you shall attain the supreme good.
12. Pleased with your selfless service,
the devas will fulfill your wishes.”
One who enjoys those gifts
without giving back anything in return
is indeed a thief.
Here, ‘this’ refers to ‘spirit of yajña’.
Devas are divine forces that reside in heaven. The elements and forces of nature such as wind, water, fire, earth, space, time, sun, moon, stars, planets, rain, oceans, mountains, plants, animals, etc. are also personified as devas. We have to nourish and respect nature if we want to be nourished by it and more importantly, for natural goodness to prevail. Devas are the embodiment of natural infrastructure. We cannot work without the infrastructure in place, so we should
dedicate a portion of our gains for its maintenance.
13. Wise ones eat the food that remains
after being offered to yajña;
thus, they are released from all evils.
Wicked ones prepare food for their own sake
and indeed live on sin alone.
In the process of procuring our food, to some extent, we cause trouble to nature and also to other beings. So we purify the food by offering it to the supreme and then eating it with a sense of gratitude. Even if we eat a dry leaf that fell on its own accord, we must not do so with a sense of entitlement.
14. Living beings are sustained by food,
food comes forth from rain,
rain is caused by yajña, and
yajña is born out of action.
The idea of ‘yajña causing rain’ is perhaps a reference to the maintenance of the natural cycle.
15. This action originates from brahman,
which is the manifestation of the imperishable.
Therefore the all-pervading brahman is
always established in yajña.
Brahman is the supreme being.
16. The wheel of life is thus set in motion.
Indulging in sensual pleasures,
one who violates this natural order
lives in sin, thus wasting his life.
Cosmic order of the universe is rooted in the principle of give and take.
17. But for those who rejoice solely in the atman,
and are satisfied with the atman,
nothing remains to be accomplished.
Atman is the inner, higher self. ‘…nothing remains to be accomplished’ indicates that such people don’t work for any gains since they have already found satisfaction within.
18. They have nothing to gain by performing action
and nothing to lose by renouncing action.
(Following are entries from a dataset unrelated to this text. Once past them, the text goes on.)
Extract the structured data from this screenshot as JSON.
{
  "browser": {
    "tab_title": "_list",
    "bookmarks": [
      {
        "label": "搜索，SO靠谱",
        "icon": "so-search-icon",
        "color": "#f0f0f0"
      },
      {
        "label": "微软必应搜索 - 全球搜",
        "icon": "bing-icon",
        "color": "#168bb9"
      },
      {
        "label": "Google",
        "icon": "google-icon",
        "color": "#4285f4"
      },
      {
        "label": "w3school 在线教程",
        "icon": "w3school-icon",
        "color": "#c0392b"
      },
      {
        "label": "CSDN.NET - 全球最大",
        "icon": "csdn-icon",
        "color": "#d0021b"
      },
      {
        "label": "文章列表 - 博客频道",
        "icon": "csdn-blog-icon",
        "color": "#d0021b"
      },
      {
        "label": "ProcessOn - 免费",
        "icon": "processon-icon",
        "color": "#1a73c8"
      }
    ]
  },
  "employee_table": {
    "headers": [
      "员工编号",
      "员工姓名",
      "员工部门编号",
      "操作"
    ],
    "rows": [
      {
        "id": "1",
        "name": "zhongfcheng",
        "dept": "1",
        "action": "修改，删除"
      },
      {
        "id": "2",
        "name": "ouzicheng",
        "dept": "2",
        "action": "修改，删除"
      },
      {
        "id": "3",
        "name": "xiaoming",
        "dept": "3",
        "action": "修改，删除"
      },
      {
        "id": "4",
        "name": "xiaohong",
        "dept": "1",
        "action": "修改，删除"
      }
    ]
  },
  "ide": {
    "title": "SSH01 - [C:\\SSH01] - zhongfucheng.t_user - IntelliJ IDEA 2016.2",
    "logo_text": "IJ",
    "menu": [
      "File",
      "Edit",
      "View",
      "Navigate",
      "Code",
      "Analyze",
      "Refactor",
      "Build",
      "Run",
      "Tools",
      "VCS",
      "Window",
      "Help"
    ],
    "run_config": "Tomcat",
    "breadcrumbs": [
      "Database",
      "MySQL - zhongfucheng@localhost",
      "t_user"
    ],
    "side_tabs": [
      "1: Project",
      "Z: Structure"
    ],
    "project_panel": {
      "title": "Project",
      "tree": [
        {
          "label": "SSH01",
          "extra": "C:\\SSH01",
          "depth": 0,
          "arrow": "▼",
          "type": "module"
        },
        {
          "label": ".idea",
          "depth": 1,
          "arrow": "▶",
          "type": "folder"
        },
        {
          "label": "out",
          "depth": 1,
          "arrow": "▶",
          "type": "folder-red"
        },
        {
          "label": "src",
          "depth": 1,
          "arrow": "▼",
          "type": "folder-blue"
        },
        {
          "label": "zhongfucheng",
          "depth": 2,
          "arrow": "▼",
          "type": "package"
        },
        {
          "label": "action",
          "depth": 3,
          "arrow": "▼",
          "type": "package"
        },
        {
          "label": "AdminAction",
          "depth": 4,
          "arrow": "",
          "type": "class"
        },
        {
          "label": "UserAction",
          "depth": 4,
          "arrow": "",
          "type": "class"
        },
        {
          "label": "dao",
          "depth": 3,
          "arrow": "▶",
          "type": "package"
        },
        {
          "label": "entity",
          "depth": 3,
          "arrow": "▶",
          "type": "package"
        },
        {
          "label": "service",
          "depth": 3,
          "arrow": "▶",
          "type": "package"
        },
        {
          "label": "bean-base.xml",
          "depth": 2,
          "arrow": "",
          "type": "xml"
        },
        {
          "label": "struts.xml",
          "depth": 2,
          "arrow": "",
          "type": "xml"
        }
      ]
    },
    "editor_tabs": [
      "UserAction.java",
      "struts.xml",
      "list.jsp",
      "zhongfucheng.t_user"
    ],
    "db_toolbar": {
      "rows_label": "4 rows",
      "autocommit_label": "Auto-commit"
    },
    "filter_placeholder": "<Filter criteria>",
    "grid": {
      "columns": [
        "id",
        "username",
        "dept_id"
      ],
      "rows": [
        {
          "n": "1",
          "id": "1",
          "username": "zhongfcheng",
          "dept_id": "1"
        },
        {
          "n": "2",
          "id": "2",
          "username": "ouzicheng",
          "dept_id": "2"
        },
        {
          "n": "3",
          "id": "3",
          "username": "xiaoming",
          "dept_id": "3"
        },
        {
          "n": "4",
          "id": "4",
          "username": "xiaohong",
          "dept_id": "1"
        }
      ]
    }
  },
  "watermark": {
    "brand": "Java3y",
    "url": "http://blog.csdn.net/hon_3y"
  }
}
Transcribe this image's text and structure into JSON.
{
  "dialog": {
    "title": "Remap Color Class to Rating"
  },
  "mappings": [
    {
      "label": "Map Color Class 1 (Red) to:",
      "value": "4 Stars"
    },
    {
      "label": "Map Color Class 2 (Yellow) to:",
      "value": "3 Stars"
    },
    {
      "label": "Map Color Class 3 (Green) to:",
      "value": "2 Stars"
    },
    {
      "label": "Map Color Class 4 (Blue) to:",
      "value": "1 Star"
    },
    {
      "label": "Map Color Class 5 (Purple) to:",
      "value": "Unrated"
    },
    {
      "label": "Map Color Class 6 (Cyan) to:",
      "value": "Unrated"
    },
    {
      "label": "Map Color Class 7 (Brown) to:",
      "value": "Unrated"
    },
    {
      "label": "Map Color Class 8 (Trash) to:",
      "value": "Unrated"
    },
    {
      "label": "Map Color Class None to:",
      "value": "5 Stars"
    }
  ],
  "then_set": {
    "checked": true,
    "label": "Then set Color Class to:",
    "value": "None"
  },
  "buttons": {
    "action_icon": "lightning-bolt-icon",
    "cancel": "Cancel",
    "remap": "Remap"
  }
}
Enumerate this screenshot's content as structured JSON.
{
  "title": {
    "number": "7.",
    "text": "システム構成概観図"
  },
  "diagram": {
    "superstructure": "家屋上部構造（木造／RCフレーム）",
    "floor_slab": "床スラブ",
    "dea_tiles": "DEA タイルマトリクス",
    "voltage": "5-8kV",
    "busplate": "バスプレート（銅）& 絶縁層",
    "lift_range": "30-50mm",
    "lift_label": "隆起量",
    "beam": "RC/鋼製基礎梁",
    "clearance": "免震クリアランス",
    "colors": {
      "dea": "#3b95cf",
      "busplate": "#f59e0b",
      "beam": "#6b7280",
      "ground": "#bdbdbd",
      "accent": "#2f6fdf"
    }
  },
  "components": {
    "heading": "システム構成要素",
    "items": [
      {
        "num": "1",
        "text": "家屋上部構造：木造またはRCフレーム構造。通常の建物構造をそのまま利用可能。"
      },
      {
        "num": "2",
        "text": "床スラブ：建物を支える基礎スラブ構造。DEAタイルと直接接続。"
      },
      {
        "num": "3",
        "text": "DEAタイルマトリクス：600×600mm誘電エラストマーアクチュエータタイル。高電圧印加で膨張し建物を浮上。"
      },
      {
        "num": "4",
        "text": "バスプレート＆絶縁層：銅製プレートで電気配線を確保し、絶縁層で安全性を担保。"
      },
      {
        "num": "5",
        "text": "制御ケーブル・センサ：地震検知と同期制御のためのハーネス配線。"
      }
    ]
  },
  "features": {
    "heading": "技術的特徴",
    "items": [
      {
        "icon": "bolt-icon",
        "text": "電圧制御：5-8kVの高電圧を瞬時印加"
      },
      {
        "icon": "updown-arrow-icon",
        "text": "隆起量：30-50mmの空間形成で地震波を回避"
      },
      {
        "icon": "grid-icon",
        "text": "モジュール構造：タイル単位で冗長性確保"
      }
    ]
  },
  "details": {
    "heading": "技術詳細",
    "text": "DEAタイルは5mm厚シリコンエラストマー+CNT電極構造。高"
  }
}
They are not dependent on anyone for anything.
19. Therefore, do your work with a spirit of detachment
and you will attain the highest level.
20. Janaka and others attained perfection
by just doing their work